§ **Exercise details**
After counting the lines below that hold the word "icon", reply with the count and nothing else.

§ **Data for analysis**
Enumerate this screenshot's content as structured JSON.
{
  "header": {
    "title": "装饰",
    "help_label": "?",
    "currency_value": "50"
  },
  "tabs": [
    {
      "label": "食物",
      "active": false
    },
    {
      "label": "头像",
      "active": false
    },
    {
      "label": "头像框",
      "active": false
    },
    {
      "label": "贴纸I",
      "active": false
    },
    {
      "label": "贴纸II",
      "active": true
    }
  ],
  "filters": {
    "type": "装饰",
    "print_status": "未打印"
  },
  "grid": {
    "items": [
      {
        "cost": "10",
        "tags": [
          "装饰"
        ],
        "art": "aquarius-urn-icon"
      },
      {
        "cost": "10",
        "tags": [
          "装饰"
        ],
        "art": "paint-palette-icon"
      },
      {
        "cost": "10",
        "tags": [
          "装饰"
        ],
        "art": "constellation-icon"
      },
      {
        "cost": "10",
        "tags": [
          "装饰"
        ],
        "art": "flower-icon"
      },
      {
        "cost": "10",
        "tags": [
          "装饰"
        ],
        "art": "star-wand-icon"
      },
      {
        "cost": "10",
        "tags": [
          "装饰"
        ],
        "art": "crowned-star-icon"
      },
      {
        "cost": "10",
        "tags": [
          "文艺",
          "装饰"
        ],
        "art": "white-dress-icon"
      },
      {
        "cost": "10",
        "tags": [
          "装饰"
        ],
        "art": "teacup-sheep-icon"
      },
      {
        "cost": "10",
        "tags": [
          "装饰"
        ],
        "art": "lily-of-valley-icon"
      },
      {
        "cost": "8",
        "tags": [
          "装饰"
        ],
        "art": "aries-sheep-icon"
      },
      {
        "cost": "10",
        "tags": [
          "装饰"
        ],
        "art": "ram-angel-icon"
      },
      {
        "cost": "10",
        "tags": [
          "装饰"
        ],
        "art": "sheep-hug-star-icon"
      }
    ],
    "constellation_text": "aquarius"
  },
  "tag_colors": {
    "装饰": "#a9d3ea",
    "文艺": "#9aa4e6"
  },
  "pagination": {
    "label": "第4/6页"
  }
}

§ **Exercise answer**
12